Economics is viewed as a di scipline that is mainly concerned with ‘simplistic’ theorizing, centered upon constrained optimization. As such, it is ahistorical and outcome focused, ie, it does notdeal with economic processes. It is argued that all parts of the economy are inhabited by complex adaptive systems operating in complicated
historical contexts and that this should be acknowledge d at the core of economic analysis. It is explained how economics changes in fundamental ways when such a perspective is adopted, even if the presumption that people will try to optimize subject to constraints is retained. This is illustrated through discussi on of how the production
function construct has been used to provid e an abstract representation of the network structures that exist in complex adaptive systems such as firms. It is argued that this has led to a serious understatement of the importance of rule systems that govern the connections in productive networks. The macroeconomics of John Maynard Keynes is then revisited to provide an example of how some economists in earlier times were able to provide powerful economic analysis that was based on intuitions that we can now classify as belonging to complex system s perspective on the economy. Throughout the paper, the reasons why a complex system
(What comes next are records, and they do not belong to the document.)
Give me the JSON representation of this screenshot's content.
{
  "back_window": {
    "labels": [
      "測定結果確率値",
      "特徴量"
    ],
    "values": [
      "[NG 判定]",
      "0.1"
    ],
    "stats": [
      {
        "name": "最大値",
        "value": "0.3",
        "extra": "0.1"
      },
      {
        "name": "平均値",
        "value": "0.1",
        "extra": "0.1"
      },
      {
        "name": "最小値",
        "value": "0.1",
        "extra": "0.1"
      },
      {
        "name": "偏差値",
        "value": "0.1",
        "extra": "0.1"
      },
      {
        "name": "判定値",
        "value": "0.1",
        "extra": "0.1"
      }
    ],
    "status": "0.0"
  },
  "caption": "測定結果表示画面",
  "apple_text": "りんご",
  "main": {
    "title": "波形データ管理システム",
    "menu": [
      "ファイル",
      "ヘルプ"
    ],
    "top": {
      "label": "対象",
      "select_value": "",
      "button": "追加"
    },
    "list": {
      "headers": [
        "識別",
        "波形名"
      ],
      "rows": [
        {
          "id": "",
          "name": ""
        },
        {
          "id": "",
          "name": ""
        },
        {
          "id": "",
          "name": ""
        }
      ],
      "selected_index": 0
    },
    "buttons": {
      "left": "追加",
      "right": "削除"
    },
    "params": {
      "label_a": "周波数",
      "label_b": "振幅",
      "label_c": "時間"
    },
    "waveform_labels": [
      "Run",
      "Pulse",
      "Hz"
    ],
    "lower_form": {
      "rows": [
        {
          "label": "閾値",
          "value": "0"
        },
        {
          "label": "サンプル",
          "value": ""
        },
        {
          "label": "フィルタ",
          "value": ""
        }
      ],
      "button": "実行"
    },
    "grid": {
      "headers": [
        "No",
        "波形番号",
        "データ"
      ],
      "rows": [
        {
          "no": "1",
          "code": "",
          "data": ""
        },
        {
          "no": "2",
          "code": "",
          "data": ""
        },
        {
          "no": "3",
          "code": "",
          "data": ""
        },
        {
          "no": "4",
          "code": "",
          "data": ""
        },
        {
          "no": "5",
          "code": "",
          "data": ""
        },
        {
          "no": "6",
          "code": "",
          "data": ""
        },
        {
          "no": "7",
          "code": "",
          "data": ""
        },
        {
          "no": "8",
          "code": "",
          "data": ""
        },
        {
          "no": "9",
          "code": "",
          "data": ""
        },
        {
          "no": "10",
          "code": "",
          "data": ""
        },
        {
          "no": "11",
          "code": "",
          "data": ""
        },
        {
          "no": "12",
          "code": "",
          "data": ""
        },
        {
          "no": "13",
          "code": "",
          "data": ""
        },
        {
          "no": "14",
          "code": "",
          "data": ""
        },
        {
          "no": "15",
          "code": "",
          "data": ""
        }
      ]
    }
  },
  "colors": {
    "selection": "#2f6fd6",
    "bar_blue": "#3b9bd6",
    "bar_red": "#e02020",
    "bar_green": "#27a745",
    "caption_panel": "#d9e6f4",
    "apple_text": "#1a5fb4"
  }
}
s perspective did not develop in the mainstream of economics in the 20th. Century, despite the massive popularity of an economist like Keynes, are discussed and this is returned to in the concluding section where the prospect of paradigmatic change o ccurring in the future is evaluated.